TRY IT: Everything in the listing below must be reproduced exactly, apart from its images.

EXTRACTED RECORDS:
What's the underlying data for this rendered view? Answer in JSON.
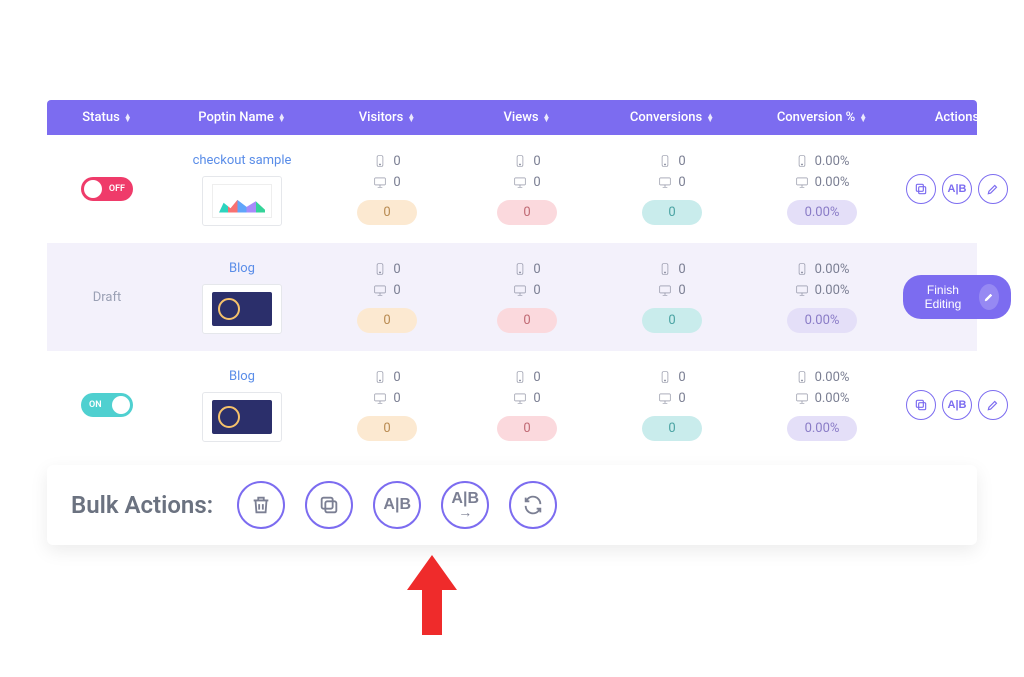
{
  "headers": {
    "status": "Status",
    "name": "Poptin Name",
    "visitors": "Visitors",
    "views": "Views",
    "conversions": "Conversions",
    "conv_pct": "Conversion %",
    "actions": "Actions"
  },
  "toggle_labels": {
    "on": "ON",
    "off": "OFF"
  },
  "rows": [
    {
      "status": "off",
      "name": "checkout sample",
      "thumb": "chart",
      "visitors": {
        "mobile": "0",
        "desktop": "0",
        "total": "0"
      },
      "views": {
        "mobile": "0",
        "desktop": "0",
        "total": "0"
      },
      "conversions": {
        "mobile": "0",
        "desktop": "0",
        "total": "0"
      },
      "conv_pct": {
        "mobile": "0.00%",
        "desktop": "0.00%",
        "total": "0.00%"
      },
      "action_set": "standard"
    },
    {
      "status": "draft",
      "status_label": "Draft",
      "name": "Blog",
      "thumb": "dark",
      "visitors": {
        "mobile": "0",
        "desktop": "0",
        "total": "0"
      },
      "views": {
        "mobile": "0",
        "desktop": "0",
        "total": "0"
      },
      "conversions": {
        "mobile": "0",
        "desktop": "0",
        "total": "0"
      },
      "conv_pct": {
        "mobile": "0.00%",
        "desktop": "0.00%",
        "total": "0.00%"
      },
      "action_set": "finish"
    },
    {
      "status": "on",
      "name": "Blog",
      "thumb": "dark",
      "visitors": {
        "mobile": "0",
        "desktop": "0",
        "total": "0"
      },
      "views": {
        "mobile": "0",
        "desktop": "0",
        "total": "0"
      },
      "conversions": {
        "mobile": "0",
        "desktop": "0",
        "total": "0"
      },
      "conv_pct": {
        "mobile": "0.00%",
        "desktop": "0.00%",
        "total": "0.00%"
      },
      "action_set": "standard"
    }
  ],
  "row_actions": {
    "duplicate": "duplicate",
    "ab": "A|B",
    "edit": "edit",
    "finish_editing": "Finish Editing"
  },
  "bulk": {
    "title": "Bulk Actions:",
    "delete": "delete",
    "duplicate": "duplicate",
    "ab": "A|B",
    "ab_move": "A|B",
    "refresh": "refresh"
  }
}
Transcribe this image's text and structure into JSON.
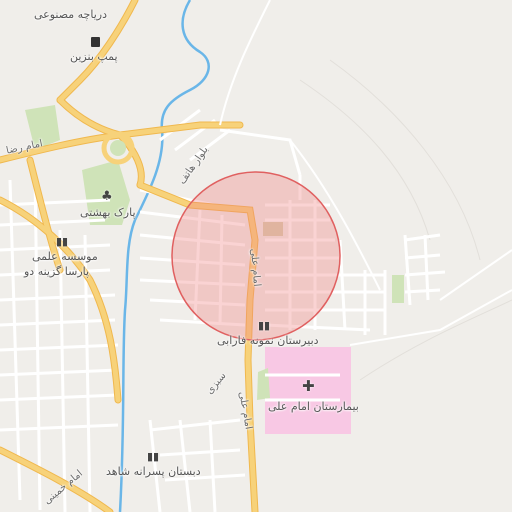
{
  "map": {
    "labels": {
      "darya_label": "دریاچه مصنوعی",
      "fuel_label": "پمپ بنزین",
      "park_label": "پارک بهشتی",
      "institute_line1": "موسسه علمی",
      "institute_line2": "پارسا گزینه دو",
      "school_farabi": "دبیرستان نمونه فارابی",
      "hospital": "بیمارستان امام علی",
      "school_shahed": "دبستان پسرانه شاهد",
      "street_imam_reza": "امام رضا",
      "street_imam_ali_1": "امام علی",
      "street_imam_ali_2": "امام علی",
      "street_hatef": "بلوار هاتف",
      "street_sabri": "سبزی",
      "street_imam_khomeini": "امام خمینی"
    },
    "colors": {
      "background": "#f0eeea",
      "major_road": "#f7d27a",
      "minor_road": "#ffffff",
      "water": "#6ab6e8",
      "park": "#cfe3b8",
      "hospital_area": "#f8c8e4",
      "highlight_circle": "#f08080"
    },
    "icons": {
      "fuel": "fuel-pump-icon",
      "park": "tree-icon",
      "school": "school-icon",
      "hospital": "hospital-cross-icon"
    }
  }
}
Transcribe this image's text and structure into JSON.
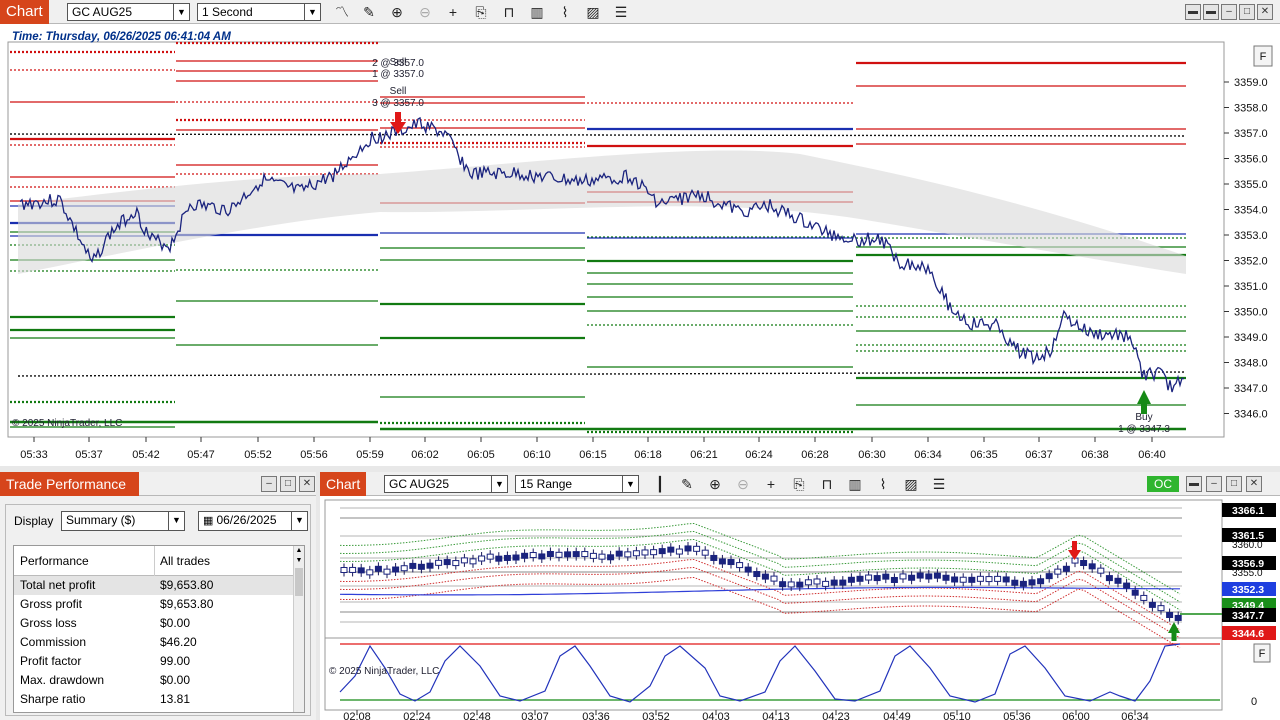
{
  "top_chart": {
    "tag": "Chart",
    "instrument": "GC AUG25",
    "interval": "1 Second",
    "time_label": "Time: Thursday, 06/26/2025 06:41:04 AM",
    "copyright": "© 2025 NinjaTrader, LLC",
    "f_button": "F",
    "price_ticks": [
      "3359.0",
      "3358.0",
      "3357.0",
      "3356.0",
      "3355.0",
      "3354.0",
      "3353.0",
      "3352.0",
      "3351.0",
      "3350.0",
      "3349.0",
      "3348.0",
      "3347.0",
      "3346.0"
    ],
    "time_ticks": [
      "05:33",
      "05:37",
      "05:42",
      "05:47",
      "05:52",
      "05:56",
      "05:59",
      "06:02",
      "06:05",
      "06:10",
      "06:15",
      "06:18",
      "06:21",
      "06:24",
      "06:28",
      "06:30",
      "06:34",
      "06:35",
      "06:37",
      "06:38",
      "06:40"
    ],
    "annotations": {
      "sell_top": "2 @ 3357.0",
      "sell_1_label": "Sell",
      "sell_1_fill": "1 @ 3357.0",
      "sell_2_label": "Sell",
      "sell_2_fill": "3 @ 3357.0",
      "buy_label": "Buy",
      "buy_fill": "1 @ 3347.3"
    }
  },
  "trade_performance": {
    "tag": "Trade Performance",
    "display_label": "Display",
    "display_value": "Summary ($)",
    "date_value": "06/26/2025",
    "col_performance": "Performance",
    "col_all_trades": "All trades",
    "rows": [
      {
        "name": "Total net profit",
        "value": "$9,653.80"
      },
      {
        "name": "Gross profit",
        "value": "$9,653.80"
      },
      {
        "name": "Gross loss",
        "value": "$0.00"
      },
      {
        "name": "Commission",
        "value": "$46.20"
      },
      {
        "name": "Profit factor",
        "value": "99.00"
      },
      {
        "name": "Max. drawdown",
        "value": "$0.00"
      },
      {
        "name": "Sharpe ratio",
        "value": "13.81"
      }
    ]
  },
  "bottom_chart": {
    "tag": "Chart",
    "instrument": "GC AUG25",
    "interval": "15 Range",
    "oc_button": "OC",
    "copyright": "© 2025 NinjaTrader, LLC",
    "f_button": "F",
    "price_badges": [
      {
        "label": "3366.1",
        "color": "#000000"
      },
      {
        "label": "3361.5",
        "color": "#000000"
      },
      {
        "label": "3356.9",
        "color": "#000000"
      },
      {
        "label": "3352.3",
        "color": "#1f3fe0"
      },
      {
        "label": "3349.4",
        "color": "#1a8f1a"
      },
      {
        "label": "3347.7",
        "color": "#000000"
      },
      {
        "label": "3344.6",
        "color": "#e01818"
      }
    ],
    "hidden_labels": [
      "3360.0",
      "3355.0"
    ],
    "osc_label": "0",
    "time_ticks": [
      "02:08",
      "02:24",
      "02:48",
      "03:07",
      "03:36",
      "03:52",
      "04:03",
      "04:13",
      "04:23",
      "04:49",
      "05:10",
      "05:36",
      "06:00",
      "06:34"
    ]
  }
}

ANSWER SPACE:
What's the underlying data for this rendered view? Answer in JSON.
{
  "headers": {
    "status": "Status",
    "name": "Poptin Name",
    "visitors": "Visitors",
    "views": "Views",
    "conversions": "Conversions",
    "conv_pct": "Conversion %",
    "actions": "Actions"
  },
  "toggle_labels": {
    "on": "ON",
    "off": "OFF"
  },
  "rows": [
    {
      "status": "off",
      "name": "checkout sample",
      "thumb": "chart",
      "visitors": {
        "mobile": "0",
        "desktop": "0",
        "total": "0"
      },
      "views": {
        "mobile": "0",
        "desktop": "0",
        "total": "0"
      },
      "conversions": {
        "mobile": "0",
        "desktop": "0",
        "total": "0"
      },
      "conv_pct": {
        "mobile": "0.00%",
        "desktop": "0.00%",
        "total": "0.00%"
      },
      "action_set": "standard"
    },
    {
      "status": "draft",
      "status_label": "Draft",
      "name": "Blog",
      "thumb": "dark",
      "visitors": {
        "mobile": "0",
        "desktop": "0",
        "total": "0"
      },
      "views": {
        "mobile": "0",
        "desktop": "0",
        "total": "0"
      },
      "conversions": {
        "mobile": "0",
        "desktop": "0",
        "total": "0"
      },
      "conv_pct": {
        "mobile": "0.00%",
        "desktop": "0.00%",
        "total": "0.00%"
      },
      "action_set": "finish"
    },
    {
      "status": "on",
      "name": "Blog",
      "thumb": "dark",
      "visitors": {
        "mobile": "0",
        "desktop": "0",
        "total": "0"
      },
      "views": {
        "mobile": "0",
        "desktop": "0",
        "total": "0"
      },
      "conversions": {
        "mobile": "0",
        "desktop": "0",
        "total": "0"
      },
      "conv_pct": {
        "mobile": "0.00%",
        "desktop": "0.00%",
        "total": "0.00%"
      },
      "action_set": "standard"
    }
  ],
  "row_actions": {
    "duplicate": "duplicate",
    "ab": "A|B",
    "edit": "edit",
    "finish_editing": "Finish Editing"
  },
  "bulk": {
    "title": "Bulk Actions:",
    "delete": "delete",
    "duplicate": "duplicate",
    "ab": "A|B",
    "ab_move": "A|B",
    "refresh": "refresh"
  }
}
Transcribe this image's text and structure into JSON.
{
  "map": {
    "labels": {
      "darya_label": "دریاچه مصنوعی",
      "fuel_label": "پمپ بنزین",
      "park_label": "پارک بهشتی",
      "institute_line1": "موسسه علمی",
      "institute_line2": "پارسا گزینه دو",
      "school_farabi": "دبیرستان نمونه فارابی",
      "hospital": "بیمارستان امام علی",
      "school_shahed": "دبستان پسرانه شاهد",
      "street_imam_reza": "امام رضا",
      "street_imam_ali_1": "امام علی",
      "street_imam_ali_2": "امام علی",
      "street_hatef": "بلوار هاتف",
      "street_sabri": "سبزی",
      "street_imam_khomeini": "امام خمینی"
    },
    "colors": {
      "background": "#f0eeea",
      "major_road": "#f7d27a",
      "minor_road": "#ffffff",
      "water": "#6ab6e8",
      "park": "#cfe3b8",
      "hospital_area": "#f8c8e4",
      "highlight_circle": "#f08080"
    },
    "icons": {
      "fuel": "fuel-pump-icon",
      "park": "tree-icon",
      "school": "school-icon",
      "hospital": "hospital-cross-icon"
    }
  }
}
Transcribe this image's text and structure into JSON.
{
  "top_chart": {
    "tag": "Chart",
    "instrument": "GC AUG25",
    "interval": "1 Second",
    "time_label": "Time: Thursday, 06/26/2025 06:41:04 AM",
    "copyright": "© 2025 NinjaTrader, LLC",
    "f_button": "F",
    "price_ticks": [
      "3359.0",
      "3358.0",
      "3357.0",
      "3356.0",
      "3355.0",
      "3354.0",
      "3353.0",
      "3352.0",
      "3351.0",
      "3350.0",
      "3349.0",
      "3348.0",
      "3347.0",
      "3346.0"
    ],
    "time_ticks": [
      "05:33",
      "05:37",
      "05:42",
      "05:47",
      "05:52",
      "05:56",
      "05:59",
      "06:02",
      "06:05",
      "06:10",
      "06:15",
      "06:18",
      "06:21",
      "06:24",
      "06:28",
      "06:30",
      "06:34",
      "06:35",
      "06:37",
      "06:38",
      "06:40"
    ],
    "annotations": {
      "sell_top": "2 @ 3357.0",
      "sell_1_label": "Sell",
      "sell_1_fill": "1 @ 3357.0",
      "sell_2_label": "Sell",
      "sell_2_fill": "3 @ 3357.0",
      "buy_label": "Buy",
      "buy_fill": "1 @ 3347.3"
    }
  },
  "trade_performance": {
    "tag": "Trade Performance",
    "display_label": "Display",
    "display_value": "Summary ($)",
    "date_value": "06/26/2025",
    "col_performance": "Performance",
    "col_all_trades": "All trades",
    "rows": [
      {
        "name": "Total net profit",
        "value": "$9,653.80"
      },
      {
        "name": "Gross profit",
        "value": "$9,653.80"
      },
      {
        "name": "Gross loss",
        "value": "$0.00"
      },
      {
        "name": "Commission",
        "value": "$46.20"
      },
      {
        "name": "Profit factor",
        "value": "99.00"
      },
      {
        "name": "Max. drawdown",
        "value": "$0.00"
      },
      {
        "name": "Sharpe ratio",
        "value": "13.81"
      }
    ]
  },
  "bottom_chart": {
    "tag": "Chart",
    "instrument": "GC AUG25",
    "interval": "15 Range",
    "oc_button": "OC",
    "copyright": "© 2025 NinjaTrader, LLC",
    "f_button": "F",
    "price_badges": [
      {
        "label": "3366.1",
        "color": "#000000"
      },
      {
        "label": "3361.5",
        "color": "#000000"
      },
      {
        "label": "3356.9",
        "color": "#000000"
      },
      {
        "label": "3352.3",
        "color": "#1f3fe0"
      },
      {
        "label": "3349.4",
        "color": "#1a8f1a"
      },
      {
        "label": "3347.7",
        "color": "#000000"
      },
      {
        "label": "3344.6",
        "color": "#e01818"
      }
    ],
    "hidden_labels": [
      "3360.0",
      "3355.0"
    ],
    "osc_label": "0",
    "time_ticks": [
      "02:08",
      "02:24",
      "02:48",
      "03:07",
      "03:36",
      "03:52",
      "04:03",
      "04:13",
      "04:23",
      "04:49",
      "05:10",
      "05:36",
      "06:00",
      "06:34"
    ]
  }
}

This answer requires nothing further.